The resolution is one of at least three concerning WikiLeaks on the agenda at the association's annual conference in New Orleans that began Thursday.
The language in the Manning document directly challenges the Obama administration over Manning's incarceration, claiming President Obama's April statement that Manning "broke the law" may have "prejudiced" his right to a fair trial. The resolution compared the leak to the "courageous action" of Daniel Ellsberg, who leaked the Vietnam-era Pentagon Papers.
In calling on the Army to release Manning from pre-trial confinement and "drop the charges against him," the resolution stated that the ALA's interest in the case stems from its support for whistleblowers.
"The American Library Association has strongly supported the principle of government accountability and the protection of whistleblowers," the resolution said.
But Matt Philbin, with the conservative Culture and Media Institute, said the group has gotten increasingly political.
"I suppose they are First Amendment absolutists -- that's their cover anyway. I don't happen to think that's the case. ... I just think this is where their sympathies lie," he said. "This is not your mother's librarian."
The group was originally founded to "promote library service and librarianship," according to its constitution. A representative for the ALA could not be reached for comment Thursday. It's unclear when the resolutions will come up for a vote.
The proposal to express support for Manning and WikiLeaks follows other political statements by the ALA and its members.
Earlier this spring, the ALA was among dozens of advocacy groups that condemned the hearings held by Rep. Peter King on the threat posed by Islamic radicalization in the U.S.
Another resolution on the table at this week's conference would call on all U.S. government agencies to provide access to documents on WikiLeaks, while the third would express support for WikiLeaks' "rights" to publish leaked government documents. Further, that resolution would urge libraries to "link their websites to the WikiLeaks website."
Earlier this year, the Pentagon announced it was moving Manning from the Marine base at Quantico, Va., to Fort Leavenworth, Kan. Though the decision followed widespread criticism surrounding Manning's treatment at Quantico, the Pentagon said at the time the Kansas-based facility was chosen because it would better suit his "health and welfare needs."
Manning has been in military custody for about one year, during which his lawyer has filed multiple complaints.

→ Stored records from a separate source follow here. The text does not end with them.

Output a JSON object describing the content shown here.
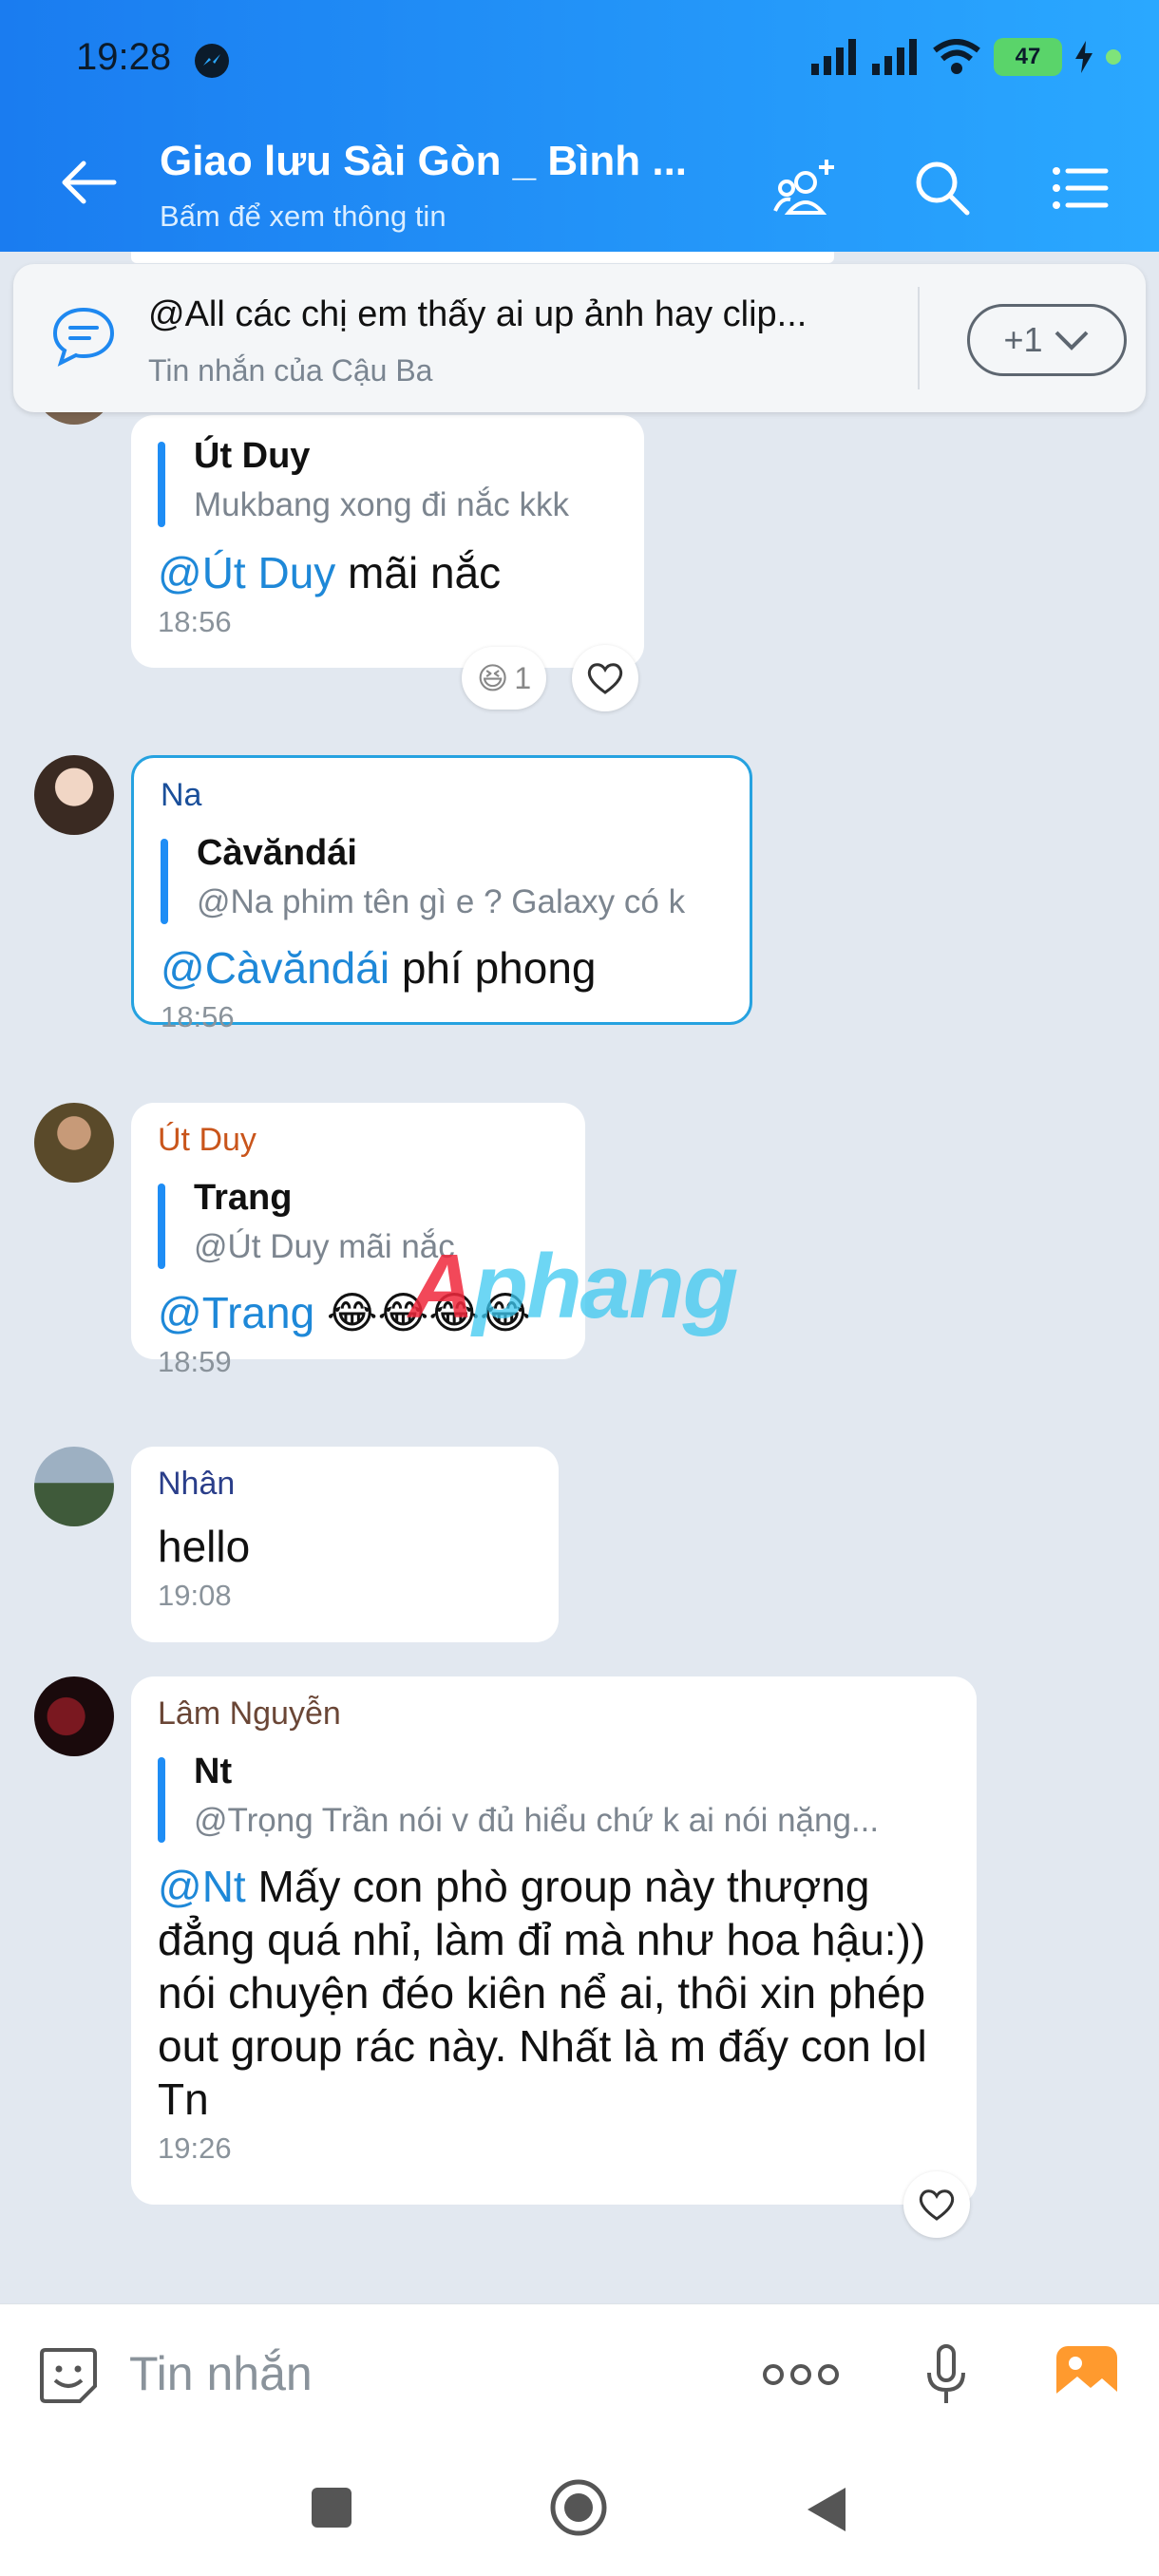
{
  "status": {
    "time": "19:28",
    "battery": "47"
  },
  "header": {
    "title": "Giao lưu Sài Gòn _ Bình ...",
    "subtitle": "Bấm để xem thông tin"
  },
  "pinned": {
    "text": "@All các chị em thấy ai up ảnh hay clip...",
    "sub": "Tin nhắn của Cậu Ba",
    "more": "+1"
  },
  "messages": [
    {
      "quote_name": "Út Duy",
      "quote_text": "Mukbang xong đi nắc kkk",
      "mention": "@Út Duy",
      "text": " mãi nắc",
      "time": "18:56",
      "reaction_count": "1"
    },
    {
      "sender": "Na",
      "quote_name": "Càvăndái",
      "quote_text": "@Na phim tên gì e ? Galaxy có k",
      "mention": "@Càvăndái",
      "text": " phí phong",
      "time": "18:56"
    },
    {
      "sender": "Út Duy",
      "quote_name": "Trang",
      "quote_text": "@Út Duy mãi nắc",
      "mention": "@Trang",
      "text": " 😂😂😂😂",
      "time": "18:59"
    },
    {
      "sender": "Nhân",
      "text": "hello",
      "time": "19:08"
    },
    {
      "sender": "Lâm Nguyễn",
      "quote_name": "Nt",
      "quote_text": "@Trọng Trần nói v đủ hiểu chứ k ai nói nặng...",
      "mention": "@Nt",
      "text": " Mấy con phò group này thượng đẳng quá nhỉ, làm đỉ mà như hoa hậu:)) nói chuyện đéo kiên nể ai, thôi xin phép out group rác này. Nhất là m đấy con lol Tn",
      "time": "19:26"
    }
  ],
  "watermark": {
    "first": "A",
    "rest": "phang"
  },
  "input": {
    "placeholder": "Tin nhắn"
  },
  "colors": {
    "header_start": "#1a7cf0",
    "header_end": "#2aa8ff",
    "mention": "#1e88d8",
    "highlight_border": "#26a2e0"
  }
}
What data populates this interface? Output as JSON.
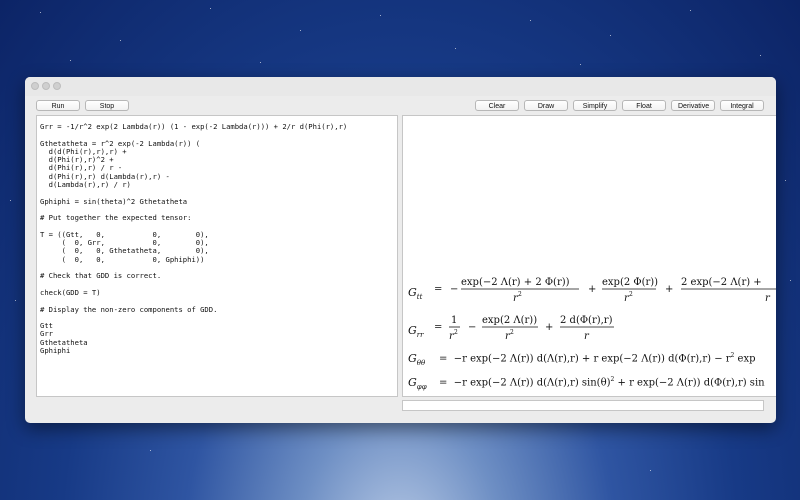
{
  "toolbar": {
    "run": "Run",
    "stop": "Stop",
    "clear": "Clear",
    "draw": "Draw",
    "simplify": "Simplify",
    "float": "Float",
    "derivative": "Derivative",
    "integral": "Integral"
  },
  "editor": {
    "code": "Grr = -1/r^2 exp(2 Lambda(r)) (1 - exp(-2 Lambda(r))) + 2/r d(Phi(r),r)\n\nGthetatheta = r^2 exp(-2 Lambda(r)) (\n  d(d(Phi(r),r),r) +\n  d(Phi(r),r)^2 +\n  d(Phi(r),r) / r -\n  d(Phi(r),r) d(Lambda(r),r) -\n  d(Lambda(r),r) / r)\n\nGphiphi = sin(theta)^2 Gthetatheta\n\n# Put together the expected tensor:\n\nT = ((Gtt,   0,           0,        0),\n     (  0, Grr,           0,        0),\n     (  0,   0, Gthetatheta,        0),\n     (  0,   0,           0, Gphiphi))\n\n# Check that GDD is correct.\n\ncheck(GDD = T)\n\n# Display the non-zero components of GDD.\n\nGtt\nGrr\nGthetatheta\nGphiphi"
  },
  "output": {
    "symbols": {
      "G": "G",
      "equals": "=",
      "minus": "−",
      "plus": "+",
      "r": "r",
      "two": "2",
      "sq": "2",
      "one": "1",
      "tt": "tt",
      "rr": "rr",
      "thth": "θθ",
      "phph": "φφ",
      "exp_m2L_p2P": "exp(−2 Λ(r)  +  2 Φ(r))",
      "exp_2P": "exp(2 Φ(r))",
      "two_exp_m2L_tail": "2 exp(−2 Λ(r)  +",
      "exp_2L": "exp(2 Λ(r))",
      "two_dPhi": "2 d(Φ(r),r)",
      "th_row": "−r exp(−2 Λ(r)) d(Λ(r),r)  +  r exp(−2 Λ(r)) d(Φ(r),r)  −  r",
      "th_tail": " exp",
      "ph_row_a": "−r exp(−2 Λ(r)) d(Λ(r),r) sin(θ)",
      "ph_row_b": "  +  r exp(−2 Λ(r)) d(Φ(r),r) sin"
    }
  }
}
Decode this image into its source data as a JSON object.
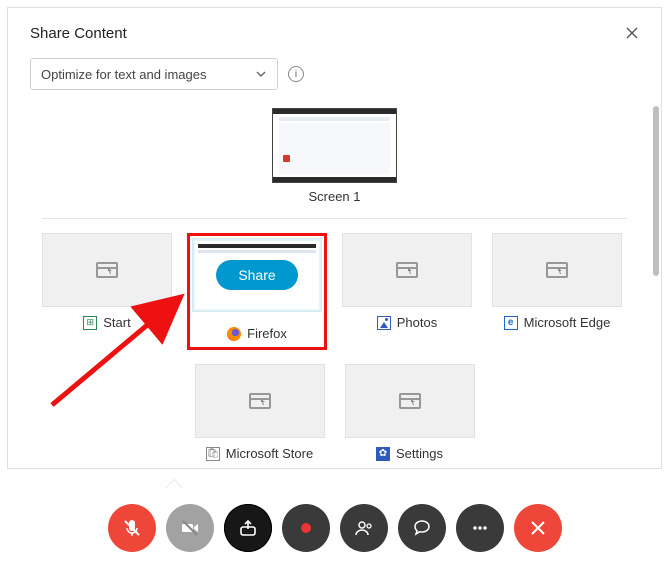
{
  "dialog": {
    "title": "Share Content",
    "dropdown": {
      "selected": "Optimize for text and images"
    },
    "screen": {
      "label": "Screen 1"
    },
    "apps": [
      {
        "name": "Start",
        "icon": "start-icon"
      },
      {
        "name": "Firefox",
        "icon": "firefox-icon",
        "selected": true,
        "share_label": "Share"
      },
      {
        "name": "Photos",
        "icon": "photos-icon"
      },
      {
        "name": "Microsoft Edge",
        "icon": "edge-icon"
      },
      {
        "name": "Microsoft Store",
        "icon": "store-icon"
      },
      {
        "name": "Settings",
        "icon": "settings-icon"
      }
    ]
  },
  "toolbar": {
    "buttons": [
      "mute",
      "video",
      "share",
      "record",
      "participants",
      "chat",
      "more",
      "leave"
    ]
  },
  "colors": {
    "accent": "#0098cf",
    "danger": "#ee4638",
    "highlight": "#e11"
  }
}
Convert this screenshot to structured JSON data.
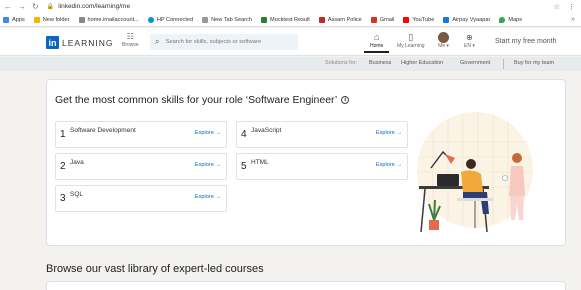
{
  "browser": {
    "url": "linkedin.com/learning/me",
    "bookmarks": [
      {
        "label": "Apps",
        "color": "#4285f4"
      },
      {
        "label": "New folder",
        "color": "#f4b400"
      },
      {
        "label": "home.imailaccount...",
        "color": "#888888"
      },
      {
        "label": "HP Connected",
        "color": "#0096d6"
      },
      {
        "label": "New Tab Search",
        "color": "#999999"
      },
      {
        "label": "Mocktest Result",
        "color": "#2e7d32"
      },
      {
        "label": "Assam Police",
        "color": "#c62828"
      },
      {
        "label": "Gmail",
        "color": "#d93025"
      },
      {
        "label": "YouTube",
        "color": "#ff0000"
      },
      {
        "label": "Airpay Vyaapar",
        "color": "#1a73e8"
      },
      {
        "label": "Maps",
        "color": "#34a853"
      }
    ]
  },
  "header": {
    "logo_text": "LEARNING",
    "logo_in": "in",
    "browse_label": "Browse",
    "search_placeholder": "Search for skills, subjects or software",
    "home_label": "Home",
    "mylearning_label": "My Learning",
    "me_label": "Me ▾",
    "lang_label": "EN ▾",
    "trial_label": "Start my free month"
  },
  "subnav": {
    "solutions_for": "Solutions for:",
    "business": "Business",
    "higher_ed": "Higher Education",
    "government": "Government",
    "buy": "Buy for my team"
  },
  "role_card": {
    "title": "Get the most common skills for your role ‘Software Engineer’",
    "explore_label": "Explore →",
    "skills": [
      {
        "num": "1",
        "name": "Software Development"
      },
      {
        "num": "2",
        "name": "Java"
      },
      {
        "num": "3",
        "name": "SQL"
      },
      {
        "num": "4",
        "name": "JavaScript"
      },
      {
        "num": "5",
        "name": "HTML"
      }
    ]
  },
  "browse_section": {
    "title": "Browse our vast library of expert-led courses"
  },
  "colors": {
    "brand": "#0a66c2",
    "page_bg": "#f3f2ef"
  }
}
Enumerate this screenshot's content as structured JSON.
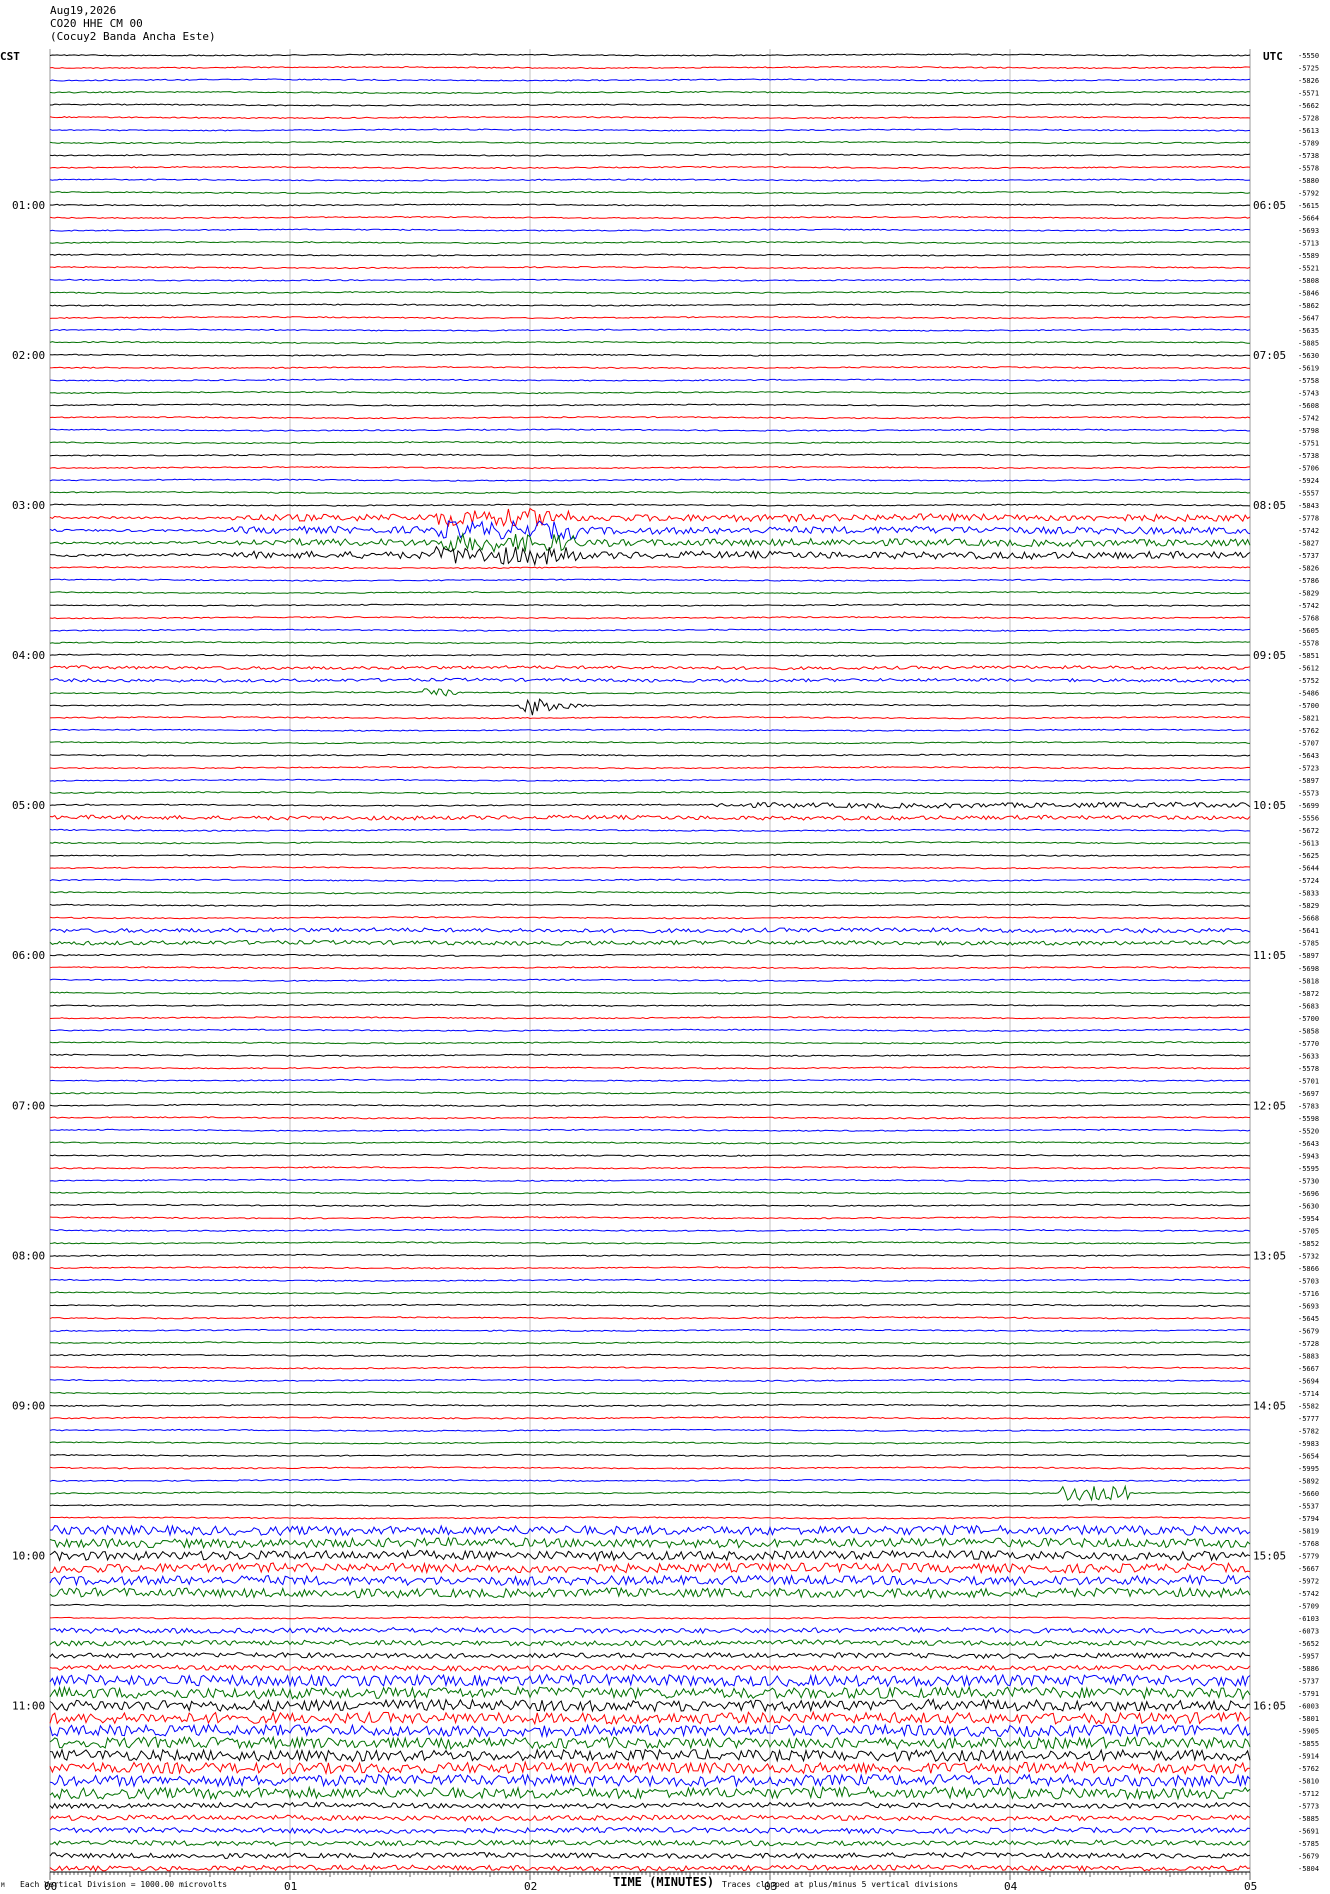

But the Obama administration has defended its incarceration of Manning over the historic WikiLeaks breach. State Department spokesman P.J. Crowley was forced to resign in March after he called Manning's treatment "counterproductive and stupid."